Whether you’ve been leading a remote workforce for decades, recently ventured into this space, are dabbling with hybrid models or fully returning your staff to in-house status, one thing is certain: The concept of “workplace” has changed forever. The pandemic effectively recast it. And the hard, sacred work of nurturing company culture has gotten even more dynamic in the process.
Plus, we all have a front row seat to “The Great Resignation” as the country and the job market has opened back up and the perception of boundless options prevails (all while making this workplace and cultural undertaking even more fraught for leadership). The talented and the hopeful are not wrong – There is an opportunity boom as we emerge from this period, but what remains is more important than ever: the need to get a few things right, and these all play into the primal need of feeling psychologically safe. Offer or no offer, no one’s coming back to your office, live, virtual or otherwise, if they don’t feel safe and included within the culture.
Therefore, inclusion and belonging have taken on a heightened level of importance within the workplace. Once buzzwords in the workplace, and often used only for PR purposes, these traits are now business imperatives. Talent is more intentional now than ever about interviewing the company they will lend their skills to, rather than simply being interviewed by a potential employer. Value and career alignment, community, allyship and trust are dominating interview conversations more and more.
This war on talent is opening the eyes of global companies and leaders to rethink their strategy for attracting and retaining the world’s top talent. When employees leave an organization to take on other opportunities or resign without another offer in hand, there may be a true disconnect in value, career alignment or trust. Here are some immediate questions to consider:
- Did the employee speak up about concerns prior to resigning? If no, why not? If yes, were there follow-up conversations and realignment on actions?
- Did the manager have regular conversations with the employee on career goals and timing?
- Did the organization make inclusion and belonging visible priorities and central business strategy?
- How safe do your employees feel to share their frustrations or misalignments? On a scale of 1 to 10 (1= not safe at all, 10=extremely safe).
- How inclusive is your leadership?

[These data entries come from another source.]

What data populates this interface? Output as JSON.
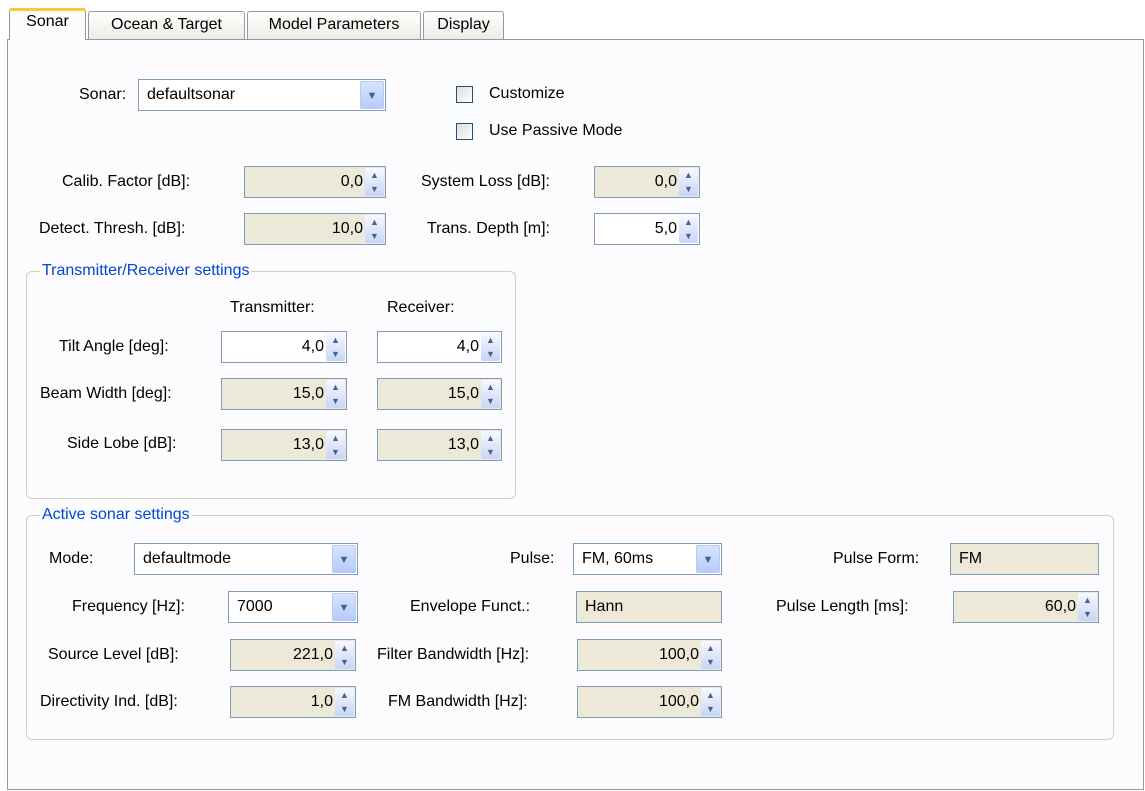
{
  "tabs": [
    {
      "label": "Sonar"
    },
    {
      "label": "Ocean & Target"
    },
    {
      "label": "Model Parameters"
    },
    {
      "label": "Display"
    }
  ],
  "sonar": {
    "label": "Sonar:",
    "value": "defaultsonar",
    "customize_label": "Customize",
    "passive_label": "Use Passive Mode"
  },
  "fields": {
    "calib_label": "Calib. Factor [dB]:",
    "calib_value": "0,0",
    "system_loss_label": "System Loss [dB]:",
    "system_loss_value": "0,0",
    "detect_label": "Detect. Thresh. [dB]:",
    "detect_value": "10,0",
    "trans_depth_label": "Trans. Depth [m]:",
    "trans_depth_value": "5,0"
  },
  "txrx": {
    "title": "Transmitter/Receiver settings",
    "transmitter_header": "Transmitter:",
    "receiver_header": "Receiver:",
    "tilt_label": "Tilt Angle [deg]:",
    "tilt_tx": "4,0",
    "tilt_rx": "4,0",
    "beam_label": "Beam Width [deg]:",
    "beam_tx": "15,0",
    "beam_rx": "15,0",
    "side_label": "Side Lobe [dB]:",
    "side_tx": "13,0",
    "side_rx": "13,0"
  },
  "active": {
    "title": "Active sonar settings",
    "mode_label": "Mode:",
    "mode_value": "defaultmode",
    "pulse_label": "Pulse:",
    "pulse_value": "FM, 60ms",
    "pulse_form_label": "Pulse Form:",
    "pulse_form_value": "FM",
    "frequency_label": "Frequency [Hz]:",
    "frequency_value": "7000",
    "envelope_label": "Envelope Funct.:",
    "envelope_value": "Hann",
    "pulse_length_label": "Pulse Length [ms]:",
    "pulse_length_value": "60,0",
    "source_level_label": "Source Level [dB]:",
    "source_level_value": "221,0",
    "filter_bw_label": "Filter Bandwidth [Hz]:",
    "filter_bw_value": "100,0",
    "directivity_label": "Directivity Ind. [dB]:",
    "directivity_value": "1,0",
    "fm_bw_label": "FM Bandwidth [Hz]:",
    "fm_bw_value": "100,0"
  }
}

As I share often with other Diversity & Inclusion executive leaders, the role of psychological safety and trust continues to be the solution for regrettable attrition. Dr. Timothy Clark, author of The 4 Stages of Psychological Safety, defines psychological safety as “an environment of rewarded vulnerability”. If we take this definition and use it to assess our current culture in many organizations we see the missing ingredient. It is imperative that executive leaders, managers, and supervisors all rethink what workplace inclusion and trust look like. It means we sometimes have the uncomfortable conversations with staff, and ask questions like,“What are you hoping to get from your time in this role?” or “How do you see this opportunity playing into your overall career goals?” These basic questions create opportunities for alignment and realignment throughout their time in the organization.
This war has had an even more difficult impact on women in the workplace. In September alone, hundreds of thousands of women left the workforce completely according to Business Insider. While men, ages 20 and over, who entered or re-entered the workforce in September 2021 statistically fell around 189,000 it is an eye opener that the number of women, age 20 and over, was estimated around 309,000 who left the workforce that same month. A culture of psychological safety and trust could have created opportunities for female talent to speak up and organizations to create more equitable experiences in the workplace so we weren’t losing such valuable individuals. The Bureau of Labor Statistics report tells us that we have more jobs open than talent in the workforce and this will only get worse.
Beyond “The Great Resignation”, we now have “The Great Migration” of employees and “The Great Confrontation” happening in corporations all over the world, too. Leaders are coming face-to-face with the lack of cultural competence, cultural awareness, and cultural humility that exist in our corporate settings. With possible cultural and leadership blindspots that were regularly dismissed, down-played, or turned a blind-eye to in place of productivity numbers, we find ourselves at war for top talent again.. How do you reason through 30% or higher attrition rates? This Great Confrontation has once again brought corporate leaders to their knees in search of strategic, well-developed Diversity & Inclusion executive leaders to join their senior leadership teams to lead safety and trust culture work. We saw this same heightened sense of awareness after the George Floyd death, the burnout from the 2020 COVID-19 pandemic, and now The Great Resignation of 2021.
We hear the statement all the time that people don’t quit companies, they quit bosses. And often when talent quits a boss, it is because somewhere along the journey, that talent lost trust in the boss’s ability to place the employee’s interest in mind.
“Do you have me and my career and my ability to excel in this role, in mind, when you’re leading? If you don’t, then I’ll go somewhere where I am celebrated and recognized for my value add.”
So, take a moment. Step back. Reflect and ask yourself those questions.
Psychological safety is not simply something to “achieve” or a box to check. It’s something to embody. And it takes continuous work and improvement.
It’s also not something that any one person can achieve alone for an organization. It’s on each of us – from CEOs and tenured leaders to new hires experiencing their first day – to consistently work towards… Together.
With that, I encourage you to consider #rethinking psychological safety in corporate culture.